The way eDiscovery ALSPs approach their work can affect the way legal teams approach matters in the future. Yes, even matters where that client doesn’t re-hire the same service provider. Today, we wanted to give a general overview of the things that future-oriented service providers do differently compared to those that are only focused on one specific matter.
1. Spot vulnerabilities
Every case is different. That means the kind of data that is relevant can vary from case to case. Most vendors will rightfully start by looking for information that is relevant for the case they were actually hired for.
But… what about all those other cases that may or may not have happened yet? A vendor that is too laser-focused on the matter at hand might miss vulnerabilities that could be exploited later. Oftentimes, if you’re going through large chunks of data for one particular matter anyway, it’s more efficient to look for other potential vulnerabilities while you’re at it vs. two totally separate searches for two totally separate matters.
2. Establishing deletion & retention policies
One of the most important pieces of any information governance program is a consistent policy for deletion and retention. If your team does spot vulnerabilities, what do you do next? Deleting data that might be needed later could have disastrous consequences. Retaining literally everything could make future matters just as difficult to manage as this one, if not worse. It can also lead to privacy concerns and potential issues of non-compliance as more and more jurisdictions pass personal data protection laws.
A good eDiscovery service provider can help you make those calls, and give you the insight you need to keep making them later. By helping you delete the things you can, you’re better able to organize the data you do have to retain. Sometimes, the right deletion policies can even prevent future litigations from happening in the first place.
3. Make data more accessible to the people who need it
One of the reasons legal teams might choose to a hire a vendor in the first place is because they simply don’t have access to the data. This is especially true in cases with a large forensics component, where deleted data needs to be recovered. The nice thing about such a case is once that data is made reviewable once, it doesn’t need to be made reviewable again (at least if you’re doing it right!)

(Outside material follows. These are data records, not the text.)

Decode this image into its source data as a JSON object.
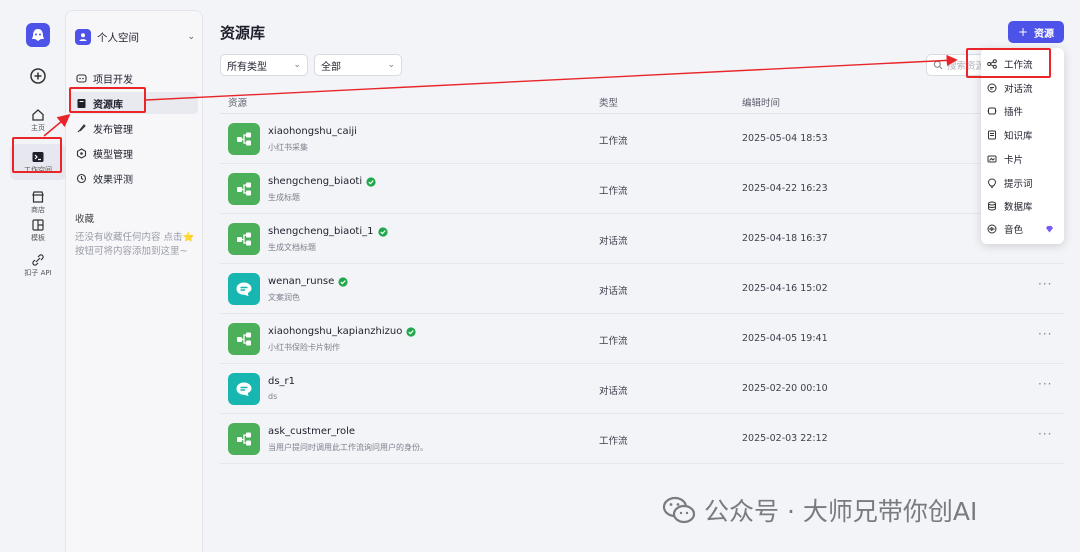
{
  "rail": {
    "items": [
      {
        "label": "主页",
        "icon": "home-icon"
      },
      {
        "label": "工作空间",
        "icon": "workspace-icon",
        "active": true
      },
      {
        "label": "商店",
        "icon": "store-icon"
      },
      {
        "label": "模板",
        "icon": "template-icon"
      },
      {
        "label": "扣子 API",
        "icon": "api-icon"
      }
    ]
  },
  "sidebar": {
    "space_name": "个人空间",
    "nav": [
      {
        "label": "项目开发",
        "icon": "project-icon"
      },
      {
        "label": "资源库",
        "icon": "library-icon",
        "active": true
      },
      {
        "label": "发布管理",
        "icon": "publish-icon"
      },
      {
        "label": "模型管理",
        "icon": "model-icon"
      },
      {
        "label": "效果评测",
        "icon": "evaluate-icon"
      }
    ],
    "favorites_title": "收藏",
    "favorites_hint": "还没有收藏任何内容 点击⭐按钮可将内容添加到这里~"
  },
  "main": {
    "title": "资源库",
    "add_button": "资源",
    "filter_type": "所有类型",
    "filter_scope": "全部",
    "search_placeholder": "搜索资源",
    "columns": {
      "name": "资源",
      "type": "类型",
      "time": "编辑时间"
    }
  },
  "resources": [
    {
      "name": "xiaohongshu_caiji",
      "desc": "小红书采集",
      "type": "工作流",
      "time": "2025-05-04 18:53",
      "kind": "workflow",
      "verified": false
    },
    {
      "name": "shengcheng_biaoti",
      "desc": "生成标题",
      "type": "工作流",
      "time": "2025-04-22 16:23",
      "kind": "workflow",
      "verified": true
    },
    {
      "name": "shengcheng_biaoti_1",
      "desc": "生成文档标题",
      "type": "对话流",
      "time": "2025-04-18 16:37",
      "kind": "workflow",
      "verified": true
    },
    {
      "name": "wenan_runse",
      "desc": "文案润色",
      "type": "对话流",
      "time": "2025-04-16 15:02",
      "kind": "chat",
      "verified": true
    },
    {
      "name": "xiaohongshu_kapianzhizuo",
      "desc": "小红书保险卡片制作",
      "type": "工作流",
      "time": "2025-04-05 19:41",
      "kind": "workflow",
      "verified": true
    },
    {
      "name": "ds_r1",
      "desc": "ds",
      "type": "对话流",
      "time": "2025-02-20 00:10",
      "kind": "chat",
      "verified": false
    },
    {
      "name": "ask_custmer_role",
      "desc": "当用户提问时调用此工作流询问用户的身份。",
      "type": "工作流",
      "time": "2025-02-03 22:12",
      "kind": "workflow",
      "verified": false
    }
  ],
  "menu": {
    "items": [
      {
        "label": "工作流",
        "icon": "workflow-icon"
      },
      {
        "label": "对话流",
        "icon": "chatflow-icon"
      },
      {
        "label": "插件",
        "icon": "plugin-icon"
      },
      {
        "label": "知识库",
        "icon": "knowledge-icon"
      },
      {
        "label": "卡片",
        "icon": "card-icon"
      },
      {
        "label": "提示词",
        "icon": "prompt-icon"
      },
      {
        "label": "数据库",
        "icon": "database-icon"
      },
      {
        "label": "音色",
        "icon": "voice-icon",
        "premium": true
      }
    ]
  },
  "watermark": "公众号 · 大师兄带你创AI",
  "colors": {
    "accent": "#4d53e8",
    "workflow": "#4cb05a",
    "chatflow": "#17b6b0",
    "highlight": "#e8262a",
    "verified": "#1fa84a"
  }
}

Another challenge can be clients who are overly reliant on outside counsel or other eDiscovery vendors to handle their data. The data exists, but the client wouldn’t know where to find it. Some of the more unscrupulous vendors of eDiscovery like it that way. However, a future-oriented vendor will work to make sure the right people can access their data and easily find the data they actually want while still accounting for all the necessary privacy and security challenges.
4. Standardize workflows
Complex litigation can be overwhelming. Quite frankly, it’s usually still pretty overwhelming even when you do have a good vendor at your side. However, knowing there’s a standard operating procedure whenever major litigation comes up can make a world of difference.
While it is true that every case is different, it’s also true that a few basic fundamentals of discovery rarely, if ever change. Knowing where to start and who’s responsible for what can go a long way.
By having data that’s well organized and accessible to the right parties, it’s much easier to hit the ground running when a litigation comes up. You can quickly and easily check to see if any of the relevant data from prior cases is going to be relevant this time around; you might have a list of places to check for ESI that isn’t immediately accessible; perhaps a shortlist of what vendors to call for what type of work.
This means that your organization can maintain consistency even as employees leave and new ones come on board.
What do you wish more ALSPs would help you with future eDiscovery matters? Let us know in the comments!